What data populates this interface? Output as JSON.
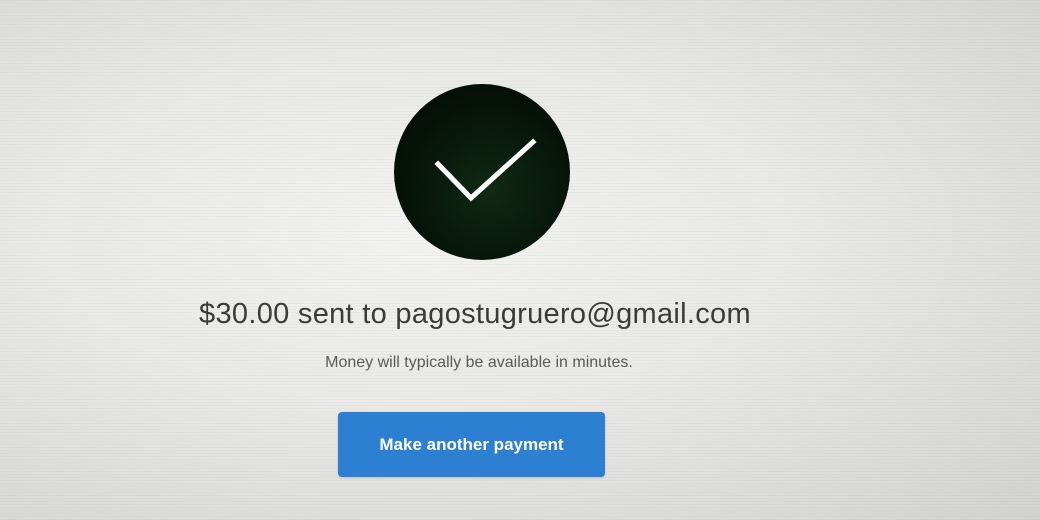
{
  "confirmation": {
    "icon": "checkmark-icon",
    "headline": "$30.00 sent to pagostugruero@gmail.com",
    "subtext": "Money will typically be available in minutes."
  },
  "actions": {
    "primary_label": "Make another payment"
  },
  "colors": {
    "success_circle": "#07140a",
    "button": "#2d7fd2",
    "button_text": "#ffffff"
  }
}
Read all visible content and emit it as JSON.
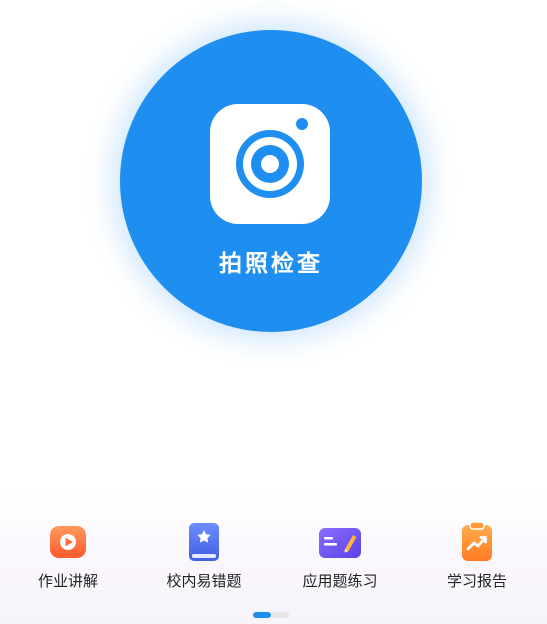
{
  "camera": {
    "label": "拍照检查",
    "icon": "camera-icon",
    "color": "#1e8ef0"
  },
  "features": [
    {
      "label": "作业讲解",
      "icon": "video-play-icon",
      "color": "#ff6b3d"
    },
    {
      "label": "校内易错题",
      "icon": "star-book-icon",
      "color": "#4a70f0"
    },
    {
      "label": "应用题练习",
      "icon": "open-book-pen-icon",
      "color": "#6a54f0"
    },
    {
      "label": "学习报告",
      "icon": "trend-clipboard-icon",
      "color": "#ff8a2d"
    }
  ],
  "pager": {
    "page_count": 2,
    "active_page": 1,
    "active_color": "#1e8ef0"
  }
}
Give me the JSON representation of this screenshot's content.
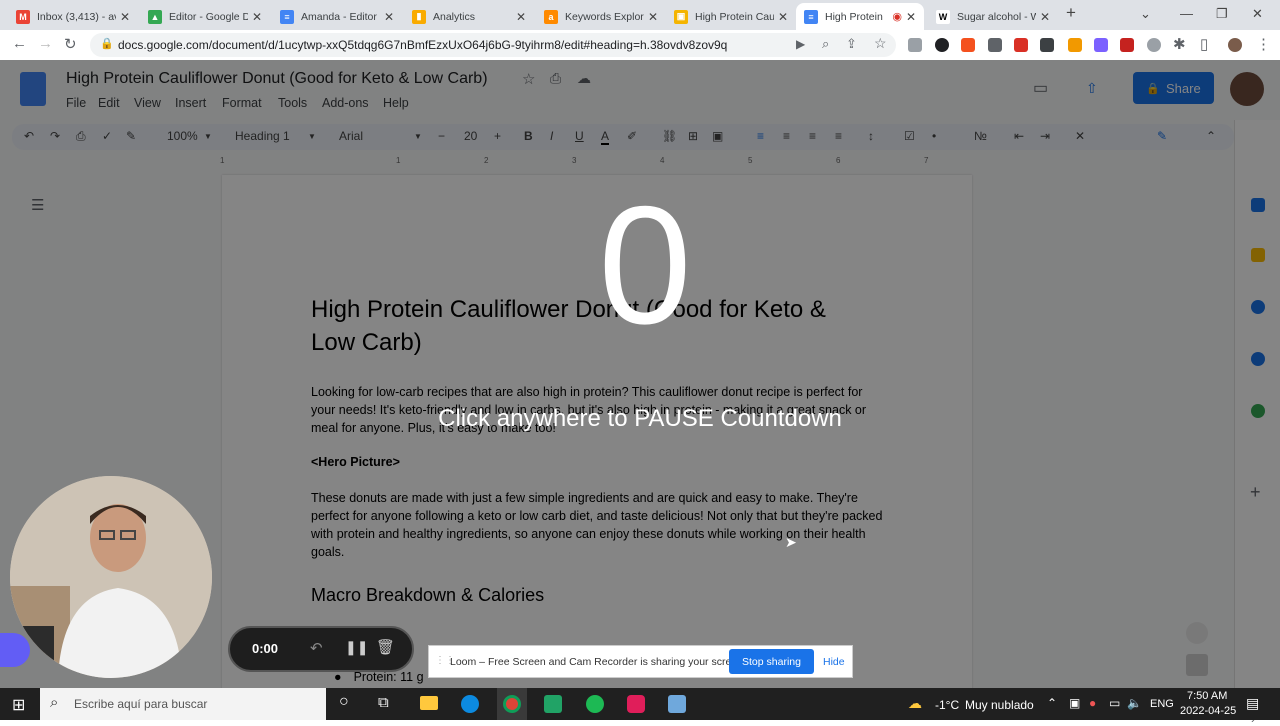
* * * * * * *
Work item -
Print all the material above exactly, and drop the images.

Result of this exercise -
What data populates this interface? Output as JSON.
{
  "confirmation": {
    "icon": "checkmark-icon",
    "headline": "$30.00 sent to pagostugruero@gmail.com",
    "subtext": "Money will typically be available in minutes."
  },
  "actions": {
    "primary_label": "Make another payment"
  },
  "colors": {
    "success_circle": "#07140a",
    "button": "#2d7fd2",
    "button_text": "#ffffff"
  }
}
Read all visible content and emit it as JSON.
{
  "camera": {
    "label": "拍照检查",
    "icon": "camera-icon",
    "color": "#1e8ef0"
  },
  "features": [
    {
      "label": "作业讲解",
      "icon": "video-play-icon",
      "color": "#ff6b3d"
    },
    {
      "label": "校内易错题",
      "icon": "star-book-icon",
      "color": "#4a70f0"
    },
    {
      "label": "应用题练习",
      "icon": "open-book-pen-icon",
      "color": "#6a54f0"
    },
    {
      "label": "学习报告",
      "icon": "trend-clipboard-icon",
      "color": "#ff8a2d"
    }
  ],
  "pager": {
    "page_count": 2,
    "active_page": 1,
    "active_color": "#1e8ef0"
  }
}
Give me the JSON representation of this screenshot's content.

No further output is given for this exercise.